Scan the entries line by line and return those with "represented".

********************

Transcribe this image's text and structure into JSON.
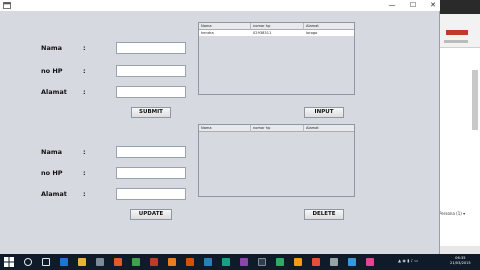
{
  "form_top": {
    "labels": {
      "nama": "Nama",
      "nohp": "no HP",
      "alamat": "Alamat"
    },
    "colon": ":",
    "submit_label": "SUBMIT"
  },
  "form_bottom": {
    "labels": {
      "nama": "Nama",
      "nohp": "no HP",
      "alamat": "Alamat"
    },
    "colon": ":",
    "update_label": "UPDATE"
  },
  "table_top": {
    "columns": [
      "Nama",
      "nomor hp",
      "Alamat"
    ],
    "rows": [
      [
        "hendra",
        "02938311",
        "lorogo"
      ]
    ]
  },
  "input_label": "INPUT",
  "table_bottom": {
    "columns": [
      "Nama",
      "nomor hp",
      "Alamat"
    ]
  },
  "delete_label": "DELETE",
  "window_controls": {
    "minimize": "—",
    "maximize": "☐",
    "close": "✕"
  },
  "background_app": {
    "text": "Persona (1) ▾"
  },
  "clock": {
    "time": "06:35",
    "date": "21/03/2015"
  },
  "colors": {
    "window_bg": "#d6d9df",
    "taskbar": "#0f1b29",
    "desktop": "#2b5f86"
  }
}
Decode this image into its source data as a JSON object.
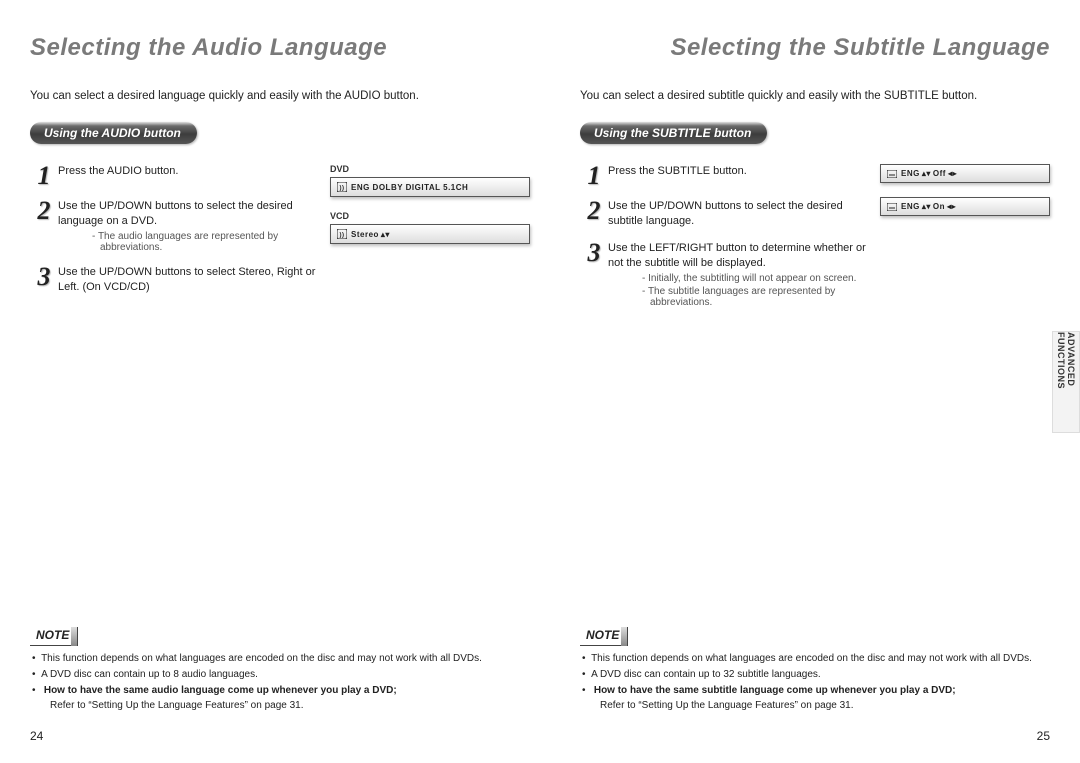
{
  "left": {
    "title": "Selecting the Audio Language",
    "intro": "You can select a desired language quickly and easily with the AUDIO button.",
    "pill": "Using the AUDIO button",
    "steps": [
      {
        "n": "1",
        "text": "Press the AUDIO button."
      },
      {
        "n": "2",
        "text": "Use the UP/DOWN buttons to select the desired language on a DVD.",
        "sub": "The audio languages are represented by abbreviations."
      },
      {
        "n": "3",
        "text": "Use the UP/DOWN buttons to select Stereo, Right or Left. (On VCD/CD)"
      }
    ],
    "osd": [
      {
        "label": "DVD",
        "text": "ENG  DOLBY  DIGITAL  5.1CH",
        "arrows": "ud"
      },
      {
        "label": "VCD",
        "text": "Stereo",
        "arrows": "ud"
      }
    ],
    "noteLabel": "NOTE",
    "notes": [
      "This function depends on what languages are encoded on the disc and may not work with all DVDs.",
      "A DVD disc can contain up to 8 audio languages."
    ],
    "noteBold": "How to have the same audio language come up whenever you play a DVD;",
    "noteBoldSub": "Refer to “Setting Up the Language Features” on page 31.",
    "pageNumber": "24"
  },
  "right": {
    "title": "Selecting the Subtitle Language",
    "intro": "You can select a desired subtitle quickly and easily with the SUBTITLE button.",
    "pill": "Using the SUBTITLE button",
    "steps": [
      {
        "n": "1",
        "text": "Press the SUBTITLE button."
      },
      {
        "n": "2",
        "text": "Use the UP/DOWN buttons to select the desired subtitle language."
      },
      {
        "n": "3",
        "text": "Use the LEFT/RIGHT button to determine whether or not the subtitle will be displayed.",
        "sub2": [
          "Initially, the subtitling will not appear on screen.",
          "The subtitle languages are represented by abbreviations."
        ]
      }
    ],
    "osd": [
      {
        "text": "ENG",
        "state": "Off",
        "arrows": "udlr"
      },
      {
        "text": "ENG",
        "state": "On",
        "arrows": "udlr"
      }
    ],
    "noteLabel": "NOTE",
    "notes": [
      "This function depends on what languages are encoded on the disc and may not work with all DVDs.",
      "A DVD disc can contain up to 32 subtitle languages."
    ],
    "noteBold": "How to have the same subtitle language come up whenever you play a DVD;",
    "noteBoldSub": "Refer to “Setting Up the Language Features” on page 31.",
    "pageNumber": "25",
    "sideTab": "ADVANCED FUNCTIONS"
  }
}
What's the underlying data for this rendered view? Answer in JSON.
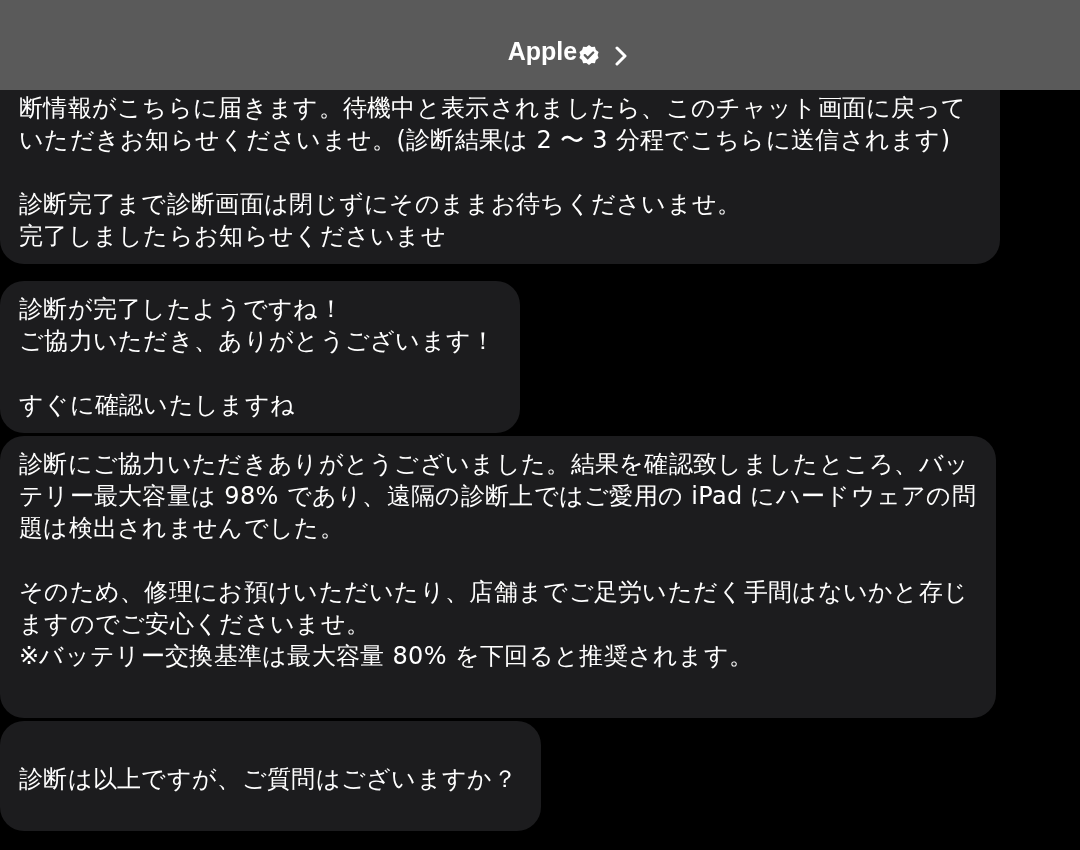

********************

(RESULT)
        "sub": "The audio languages are represented by abbreviations."
          "The subtitle languages are represented by abbreviations."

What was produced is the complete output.